New research has revealed that people who are dealing with chronic conditions can live longer if they follow a healthy lifestyle. Regular exercise and saying no to smoking and alcohol can reduce the risk of early death among people with chronic ailments. A healthy lifestyle has always been linked to longevity. However, this study focuses on how lifestyle factors affect people with multiple health issues such as hypertension, asthma, cancer, diabetes, depression, migraine, and angina. A team of scientists from the UK has followed nearly 93736 patients with chronic ailments for up to nine years. They have observed their lifestyle factors such as alcohol intake, physical activity, smoking habits, and diet during the study.
Experts have said that men who have followed a very healthy lifestyle are expected to live a longer life by 6.3 years irrespective of their underlying chronic conditions. Whereas women who have followed a very healthy lifestyle have been associated with up to 7.3 years longer life as compared to those who have been given the lowest lifestyle score. Experts have said that no smoking is the most beneficial lifestyle factor. People, who smoke at the age of 45, are expected to live five to six years less than the people who do not smoke. Regular workout has been linked with 1 to 2.5 years of extra life, as per the experts.
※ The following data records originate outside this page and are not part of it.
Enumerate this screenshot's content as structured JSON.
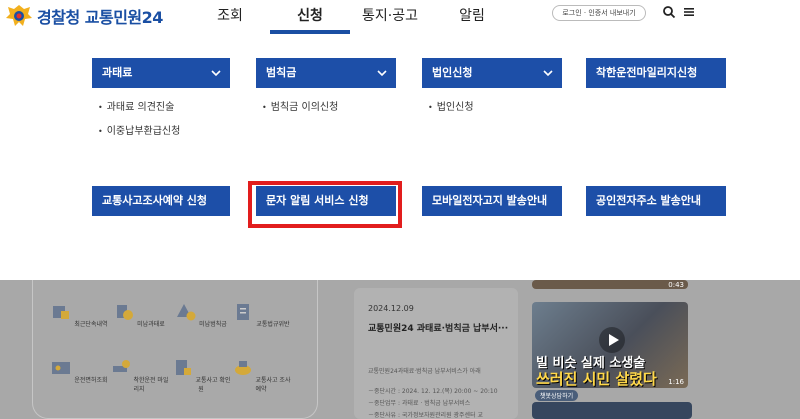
{
  "logo": {
    "org": "경찰청",
    "service": "교통민원24"
  },
  "nav": {
    "items": [
      "조회",
      "신청",
      "통지·공고",
      "알림"
    ],
    "active": "신청"
  },
  "header": {
    "login_label": "로그인 · 인증서 내보내기",
    "search_icon": "search-icon",
    "menu_icon": "hamburger-menu-icon"
  },
  "menu": {
    "categories": [
      {
        "label": "과태료",
        "expandable": true
      },
      {
        "label": "범칙금",
        "expandable": true
      },
      {
        "label": "법인신청",
        "expandable": true
      },
      {
        "label": "착한운전마일리지신청",
        "expandable": false
      },
      {
        "label": "교통사고조사예약 신청",
        "expandable": false
      },
      {
        "label": "문자 알림 서비스 신청",
        "expandable": false
      },
      {
        "label": "모바일전자고지 발송안내",
        "expandable": false
      },
      {
        "label": "공인전자주소 발송안내",
        "expandable": false
      }
    ],
    "sub_items": {
      "fine": [
        "과태료 의견진술",
        "이중납부환급신청"
      ],
      "penalty": [
        "범칙금 이의신청"
      ],
      "corp": [
        "법인신청"
      ]
    },
    "highlight_color": "#e21d1d",
    "accent_color": "#1d4fa8"
  },
  "shortcuts": [
    "최근단속내역",
    "미납과태료",
    "미납범칙금",
    "교통법규위반",
    "운전면허조회",
    "착한운전 마일리지",
    "교통사고 확인원",
    "교통사고 조사예약"
  ],
  "news": {
    "date": "2024.12.09",
    "title": "교통민원24 과태료·범칙금 납부서···",
    "lines": [
      "교통민원24과태료·범칙금 납부서비스가 아래",
      "－중단시간 : 2024. 12. 12.(목) 20:00 ~ 20:10",
      "－중단업무 : 과태료 · 범칙금 납부서비스",
      "－중단사유 : 국가정보자원관리원 광주센터 교"
    ]
  },
  "videos": [
    {
      "time": "0:43"
    },
    {
      "caption_top": "빌 비슷 실제 소생술",
      "caption_bottom": "쓰러진 시민 살렸다",
      "time": "1:16"
    }
  ],
  "chat_badge": "챗봇상담하기"
}
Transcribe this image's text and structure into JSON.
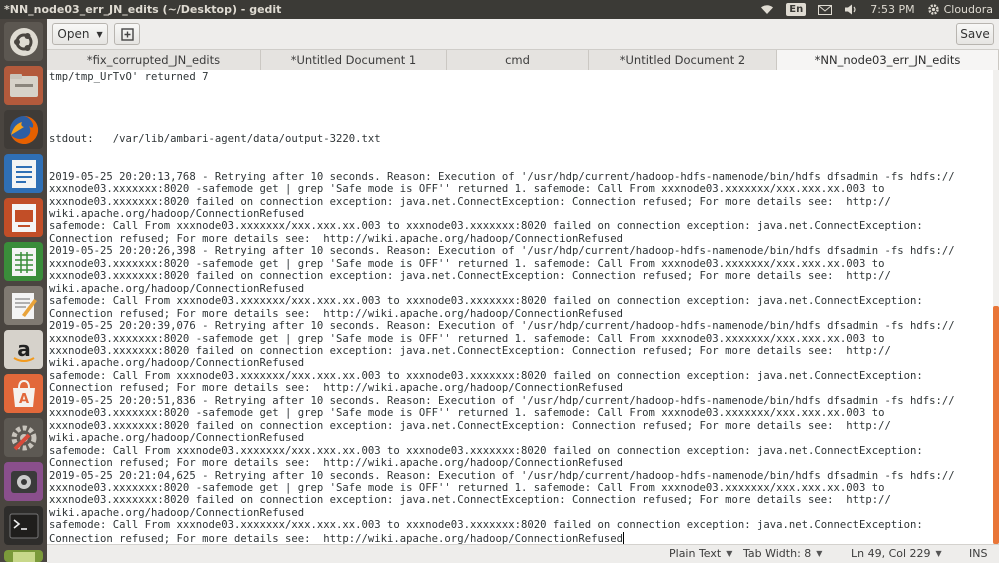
{
  "window": {
    "title": "*NN_node03_err_JN_edits (~/Desktop) - gedit"
  },
  "system_tray": {
    "language": "En",
    "time": "7:53 PM",
    "user": "Cloudora",
    "icons": [
      "wifi-icon",
      "keyboard-language-icon",
      "mail-icon",
      "volume-icon",
      "settings-gear-icon"
    ]
  },
  "launcher": {
    "items": [
      "ubuntu-dash-icon",
      "files-icon",
      "firefox-icon",
      "writer-icon",
      "impress-icon",
      "calc-icon",
      "text-editor-icon",
      "amazon-icon",
      "software-center-icon",
      "system-settings-icon",
      "video-icon",
      "terminal-icon",
      "device-icon"
    ]
  },
  "toolbar": {
    "open_label": "Open",
    "new_tab_icon": "new-document-icon",
    "save_label": "Save"
  },
  "tabs": [
    {
      "label": "*fix_corrupted_JN_edits",
      "active": false
    },
    {
      "label": "*Untitled Document 1",
      "active": false
    },
    {
      "label": "cmd",
      "active": false
    },
    {
      "label": "*Untitled Document 2",
      "active": false
    },
    {
      "label": "*NN_node03_err_JN_edits",
      "active": true
    }
  ],
  "editor": {
    "content": "tmp/tmp_UrTvO' returned 7\n\n\n\n\nstdout:   /var/lib/ambari-agent/data/output-3220.txt\n\n\n2019-05-25 20:20:13,768 - Retrying after 10 seconds. Reason: Execution of '/usr/hdp/current/hadoop-hdfs-namenode/bin/hdfs dfsadmin -fs hdfs://\nxxxnode03.xxxxxxx:8020 -safemode get | grep 'Safe mode is OFF'' returned 1. safemode: Call From xxxnode03.xxxxxxx/xxx.xxx.xx.003 to\nxxxnode03.xxxxxxx:8020 failed on connection exception: java.net.ConnectException: Connection refused; For more details see:  http://\nwiki.apache.org/hadoop/ConnectionRefused\nsafemode: Call From xxxnode03.xxxxxxx/xxx.xxx.xx.003 to xxxnode03.xxxxxxx:8020 failed on connection exception: java.net.ConnectException:\nConnection refused; For more details see:  http://wiki.apache.org/hadoop/ConnectionRefused\n2019-05-25 20:20:26,398 - Retrying after 10 seconds. Reason: Execution of '/usr/hdp/current/hadoop-hdfs-namenode/bin/hdfs dfsadmin -fs hdfs://\nxxxnode03.xxxxxxx:8020 -safemode get | grep 'Safe mode is OFF'' returned 1. safemode: Call From xxxnode03.xxxxxxx/xxx.xxx.xx.003 to\nxxxnode03.xxxxxxx:8020 failed on connection exception: java.net.ConnectException: Connection refused; For more details see:  http://\nwiki.apache.org/hadoop/ConnectionRefused\nsafemode: Call From xxxnode03.xxxxxxx/xxx.xxx.xx.003 to xxxnode03.xxxxxxx:8020 failed on connection exception: java.net.ConnectException:\nConnection refused; For more details see:  http://wiki.apache.org/hadoop/ConnectionRefused\n2019-05-25 20:20:39,076 - Retrying after 10 seconds. Reason: Execution of '/usr/hdp/current/hadoop-hdfs-namenode/bin/hdfs dfsadmin -fs hdfs://\nxxxnode03.xxxxxxx:8020 -safemode get | grep 'Safe mode is OFF'' returned 1. safemode: Call From xxxnode03.xxxxxxx/xxx.xxx.xx.003 to\nxxxnode03.xxxxxxx:8020 failed on connection exception: java.net.ConnectException: Connection refused; For more details see:  http://\nwiki.apache.org/hadoop/ConnectionRefused\nsafemode: Call From xxxnode03.xxxxxxx/xxx.xxx.xx.003 to xxxnode03.xxxxxxx:8020 failed on connection exception: java.net.ConnectException:\nConnection refused; For more details see:  http://wiki.apache.org/hadoop/ConnectionRefused\n2019-05-25 20:20:51,836 - Retrying after 10 seconds. Reason: Execution of '/usr/hdp/current/hadoop-hdfs-namenode/bin/hdfs dfsadmin -fs hdfs://\nxxxnode03.xxxxxxx:8020 -safemode get | grep 'Safe mode is OFF'' returned 1. safemode: Call From xxxnode03.xxxxxxx/xxx.xxx.xx.003 to\nxxxnode03.xxxxxxx:8020 failed on connection exception: java.net.ConnectException: Connection refused; For more details see:  http://\nwiki.apache.org/hadoop/ConnectionRefused\nsafemode: Call From xxxnode03.xxxxxxx/xxx.xxx.xx.003 to xxxnode03.xxxxxxx:8020 failed on connection exception: java.net.ConnectException:\nConnection refused; For more details see:  http://wiki.apache.org/hadoop/ConnectionRefused\n2019-05-25 20:21:04,625 - Retrying after 10 seconds. Reason: Execution of '/usr/hdp/current/hadoop-hdfs-namenode/bin/hdfs dfsadmin -fs hdfs://\nxxxnode03.xxxxxxx:8020 -safemode get | grep 'Safe mode is OFF'' returned 1. safemode: Call From xxxnode03.xxxxxxx/xxx.xxx.xx.003 to\nxxxnode03.xxxxxxx:8020 failed on connection exception: java.net.ConnectException: Connection refused; For more details see:  http://\nwiki.apache.org/hadoop/ConnectionRefused\nsafemode: Call From xxxnode03.xxxxxxx/xxx.xxx.xx.003 to xxxnode03.xxxxxxx:8020 failed on connection exception: java.net.ConnectException:\nConnection refused; For more details see:  http://wiki.apache.org/hadoop/ConnectionRefused"
  },
  "statusbar": {
    "language_mode": "Plain Text",
    "tab_width": "Tab Width: 8",
    "cursor_position": "Ln 49, Col 229",
    "insert_mode": "INS"
  },
  "colors": {
    "top_panel": "#3b3a36",
    "launcher_bg": "#4a4540",
    "scrollbar_accent": "#e97638"
  }
}
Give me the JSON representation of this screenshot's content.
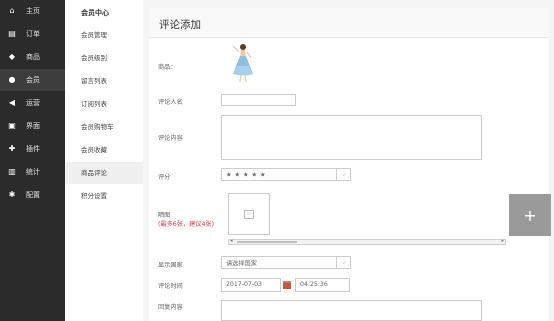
{
  "sidebar": {
    "items": [
      {
        "label": "主页",
        "icon": "home-icon",
        "glyph": "⌂"
      },
      {
        "label": "订单",
        "icon": "document-icon",
        "glyph": "▤"
      },
      {
        "label": "商品",
        "icon": "box-icon",
        "glyph": "◆"
      },
      {
        "label": "会员",
        "icon": "user-icon",
        "glyph": "●"
      },
      {
        "label": "运营",
        "icon": "megaphone-icon",
        "glyph": "◀"
      },
      {
        "label": "界面",
        "icon": "window-icon",
        "glyph": "▣"
      },
      {
        "label": "插件",
        "icon": "puzzle-icon",
        "glyph": "✚"
      },
      {
        "label": "统计",
        "icon": "bar-chart-icon",
        "glyph": "▥"
      },
      {
        "label": "配置",
        "icon": "gear-icon",
        "glyph": "✱"
      }
    ],
    "active_index": 3
  },
  "subnav": {
    "title": "会员中心",
    "items": [
      "会员管理",
      "会员级别",
      "留言列表",
      "订阅列表",
      "会员购物车",
      "会员收藏",
      "商品评论",
      "积分设置"
    ],
    "active_index": 6
  },
  "page": {
    "title": "评论添加"
  },
  "form": {
    "product_label": "商品：",
    "reviewer_label": "评论人名",
    "reviewer_value": "",
    "content_label": "评论内容",
    "content_value": "",
    "rating_label": "评分",
    "rating_value": "★ ★ ★ ★ ★",
    "images_label": "晒图",
    "images_hint": "(最多6张，建议4张)",
    "upload_icon": "image-placeholder-icon",
    "add_button": "+",
    "country_label": "显示国家",
    "country_placeholder": "请选择国家",
    "time_label": "评论时间",
    "date_value": "2017-07-03",
    "time_value": "04:25:36",
    "reply_label": "回复内容",
    "reply_value": ""
  },
  "colors": {
    "sidebar_bg": "#2b2b2b",
    "accent_red": "#e4393c",
    "calendar_icon": "#c8553d",
    "add_button_bg": "#9a9a9a"
  }
}
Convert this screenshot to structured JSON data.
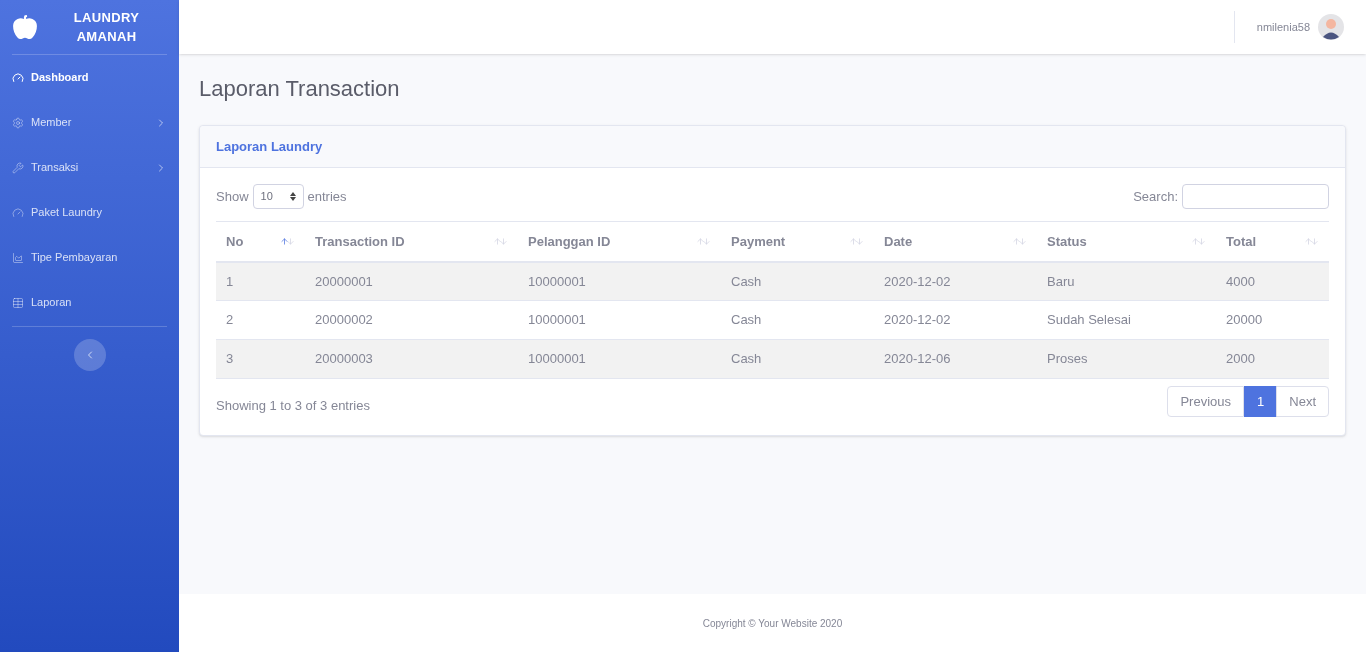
{
  "brand": {
    "name": "LAUNDRY AMANAH"
  },
  "sidebar": {
    "items": [
      {
        "label": "Dashboard",
        "selected": true,
        "has_submenu": false
      },
      {
        "label": "Member",
        "selected": false,
        "has_submenu": true
      },
      {
        "label": "Transaksi",
        "selected": false,
        "has_submenu": true
      },
      {
        "label": "Paket Laundry",
        "selected": false,
        "has_submenu": false
      },
      {
        "label": "Tipe Pembayaran",
        "selected": false,
        "has_submenu": false
      },
      {
        "label": "Laporan",
        "selected": false,
        "has_submenu": false
      }
    ]
  },
  "topbar": {
    "username": "nmilenia58"
  },
  "page_title": "Laporan Transaction",
  "card": {
    "title": "Laporan Laundry",
    "length": {
      "prefix": "Show",
      "value": "10",
      "suffix": "entries"
    },
    "search": {
      "label": "Search:"
    },
    "table": {
      "columns": [
        {
          "label": "No",
          "sorted": true
        },
        {
          "label": "Transaction ID",
          "sorted": false
        },
        {
          "label": "Pelanggan ID",
          "sorted": false
        },
        {
          "label": "Payment",
          "sorted": false
        },
        {
          "label": "Date",
          "sorted": false
        },
        {
          "label": "Status",
          "sorted": false
        },
        {
          "label": "Total",
          "sorted": false
        }
      ],
      "rows": [
        [
          "1",
          "20000001",
          "10000001",
          "Cash",
          "2020-12-02",
          "Baru",
          "4000"
        ],
        [
          "2",
          "20000002",
          "10000001",
          "Cash",
          "2020-12-02",
          "Sudah Selesai",
          "20000"
        ],
        [
          "3",
          "20000003",
          "10000001",
          "Cash",
          "2020-12-06",
          "Proses",
          "2000"
        ]
      ]
    },
    "info": "Showing 1 to 3 of 3 entries",
    "pagination": [
      {
        "label": "Previous",
        "selected": false
      },
      {
        "label": "1",
        "selected": true
      },
      {
        "label": "Next",
        "selected": false
      }
    ]
  },
  "footer": "Copyright © Your Website 2020"
}
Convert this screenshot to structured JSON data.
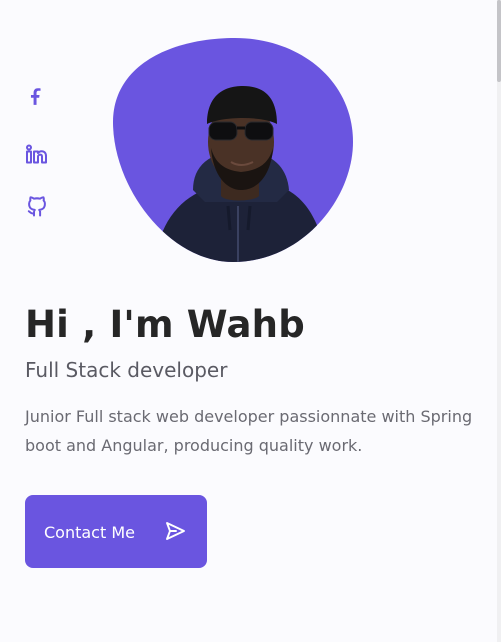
{
  "social": {
    "facebook_icon": "facebook-icon",
    "linkedin_icon": "linkedin-icon",
    "github_icon": "github-icon"
  },
  "profile": {
    "avatar_icon": "profile-photo"
  },
  "hero": {
    "title": "Hi , I'm Wahb",
    "subtitle": "Full Stack developer",
    "description": "Junior Full stack web developer passionnate with Spring boot and Angular, producing quality work.",
    "cta_label": "Contact Me",
    "cta_icon": "send-icon"
  },
  "colors": {
    "accent": "#6a55e0",
    "title": "#262626",
    "subtitle": "#5a5a63",
    "text": "#6a6a72",
    "background": "#fbfbfe"
  }
}
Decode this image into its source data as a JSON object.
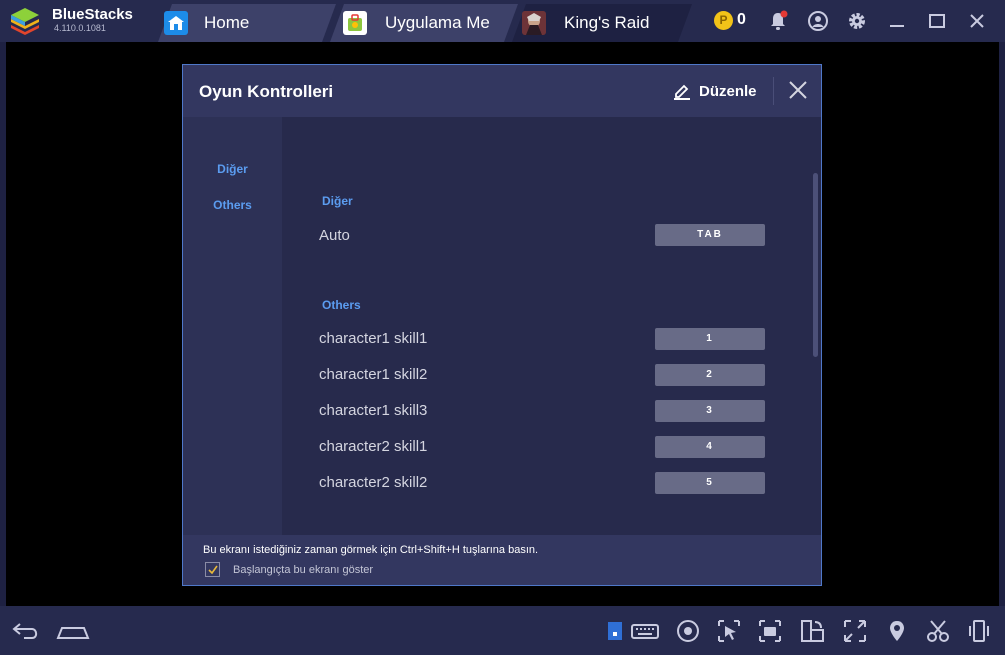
{
  "titlebar": {
    "brand": "BlueStacks",
    "version": "4.110.0.1081",
    "tabs": [
      {
        "label": "Home",
        "icon": "home-icon"
      },
      {
        "label": "Uygulama Me",
        "icon": "app-center-icon"
      },
      {
        "label": "King's Raid",
        "icon": "kings-raid-game-icon"
      }
    ],
    "coin_count": "0",
    "coin_symbol": "P",
    "icons": [
      "coin-icon",
      "notification-bell-icon",
      "account-icon",
      "settings-gear-icon",
      "minimize-icon",
      "maximize-icon",
      "close-icon"
    ]
  },
  "dialog": {
    "title": "Oyun Kontrolleri",
    "edit_label": "Düzenle",
    "sidebar": [
      {
        "label": "Diğer"
      },
      {
        "label": "Others"
      }
    ],
    "sections": [
      {
        "heading": "Diğer",
        "rows": [
          {
            "label": "Auto",
            "key": "TAB"
          }
        ]
      },
      {
        "heading": "Others",
        "rows": [
          {
            "label": "character1 skill1",
            "key": "1"
          },
          {
            "label": "character1 skill2",
            "key": "2"
          },
          {
            "label": "character1 skill3",
            "key": "3"
          },
          {
            "label": "character2 skill1",
            "key": "4"
          },
          {
            "label": "character2 skill2",
            "key": "5"
          }
        ]
      }
    ],
    "footer_text": "Bu ekranı istediğiniz zaman görmek için Ctrl+Shift+H tuşlarına basın.",
    "checkbox_label": "Başlangıçta bu ekranı göster",
    "checkbox_checked": true
  },
  "bottombar": {
    "icons": [
      "back-icon",
      "home-icon",
      "keyboard-mode-icon",
      "keymapping-icon",
      "eye-view-icon",
      "pointer-icon",
      "screenshot-camera-icon",
      "rotate-icon",
      "fullscreen-icon",
      "location-icon",
      "scissors-icon",
      "shake-device-icon"
    ]
  },
  "colors": {
    "accent": "#5b9cf0",
    "dialog_bg": "#2a2d52",
    "key_bg": "#686b87",
    "coin": "#f2c318",
    "notification_dot": "#e53935"
  }
}
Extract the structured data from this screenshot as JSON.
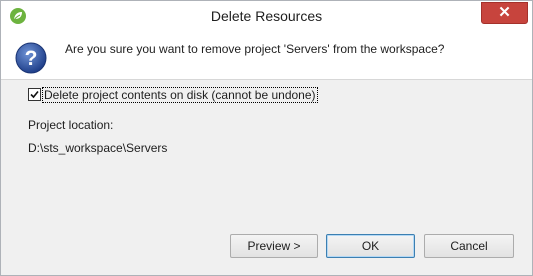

The study has found that a healthy lifestyle along with abstinence from smoking can increase life expectancy for up to 7 years. Experts have said that the findings of the study are very essential for public health and it is never too late to make healthy lifestyle changes to lead a healthy life. Women with two chronic diseases, who have been given an unhealthy score based on the four factors of lifestyle, are expected to live 3.5 years longer than those who have been given a very unhealthy score. Scientists have observed individual factors like socioeconomic status, employment status, and ethnicity as well in the study. However, there are some limitations to this study as the majority of the participants have been white and quite affluent as compared to the general population in the UK.